*Dataset rows describing interfaces*:
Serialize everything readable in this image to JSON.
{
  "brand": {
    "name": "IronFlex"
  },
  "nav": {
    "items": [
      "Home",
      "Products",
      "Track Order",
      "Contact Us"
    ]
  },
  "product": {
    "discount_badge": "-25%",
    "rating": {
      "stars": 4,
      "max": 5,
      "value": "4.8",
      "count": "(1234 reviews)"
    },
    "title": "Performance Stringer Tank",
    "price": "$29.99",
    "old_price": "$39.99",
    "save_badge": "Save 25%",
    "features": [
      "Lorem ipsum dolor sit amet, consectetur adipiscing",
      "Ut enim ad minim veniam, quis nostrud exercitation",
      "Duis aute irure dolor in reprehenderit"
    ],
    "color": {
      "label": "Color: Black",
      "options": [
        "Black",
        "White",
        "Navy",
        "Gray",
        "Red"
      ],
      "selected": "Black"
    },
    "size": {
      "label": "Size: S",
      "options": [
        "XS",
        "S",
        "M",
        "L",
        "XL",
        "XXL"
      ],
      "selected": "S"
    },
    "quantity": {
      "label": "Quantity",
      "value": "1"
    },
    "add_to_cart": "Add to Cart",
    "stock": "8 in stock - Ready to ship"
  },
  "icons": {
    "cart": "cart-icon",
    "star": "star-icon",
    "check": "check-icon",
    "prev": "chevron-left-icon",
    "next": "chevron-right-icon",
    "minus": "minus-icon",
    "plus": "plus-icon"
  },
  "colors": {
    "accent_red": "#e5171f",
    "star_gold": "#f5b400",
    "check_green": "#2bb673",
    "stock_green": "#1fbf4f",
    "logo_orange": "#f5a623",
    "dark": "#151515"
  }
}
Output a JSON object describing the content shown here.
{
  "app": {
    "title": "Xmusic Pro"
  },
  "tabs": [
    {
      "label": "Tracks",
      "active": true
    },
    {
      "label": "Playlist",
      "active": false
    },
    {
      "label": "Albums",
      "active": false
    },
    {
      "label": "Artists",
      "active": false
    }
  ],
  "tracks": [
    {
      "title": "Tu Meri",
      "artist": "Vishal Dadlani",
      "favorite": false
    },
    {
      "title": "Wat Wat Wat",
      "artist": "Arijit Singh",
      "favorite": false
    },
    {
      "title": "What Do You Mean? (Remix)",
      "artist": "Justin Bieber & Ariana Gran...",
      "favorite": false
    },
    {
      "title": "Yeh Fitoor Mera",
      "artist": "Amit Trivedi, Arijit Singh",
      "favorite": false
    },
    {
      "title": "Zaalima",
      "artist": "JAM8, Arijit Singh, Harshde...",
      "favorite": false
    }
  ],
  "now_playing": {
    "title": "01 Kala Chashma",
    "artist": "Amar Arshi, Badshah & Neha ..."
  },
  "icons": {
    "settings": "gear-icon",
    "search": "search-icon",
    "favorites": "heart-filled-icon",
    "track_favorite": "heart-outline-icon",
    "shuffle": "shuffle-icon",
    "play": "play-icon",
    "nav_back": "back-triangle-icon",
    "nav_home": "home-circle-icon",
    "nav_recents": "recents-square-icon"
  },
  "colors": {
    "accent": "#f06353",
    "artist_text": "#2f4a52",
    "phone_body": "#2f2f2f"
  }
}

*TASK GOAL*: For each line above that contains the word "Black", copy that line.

*TASK RESULT*:
      "label": "Color: Black",
        "Black",
      "selected": "Black"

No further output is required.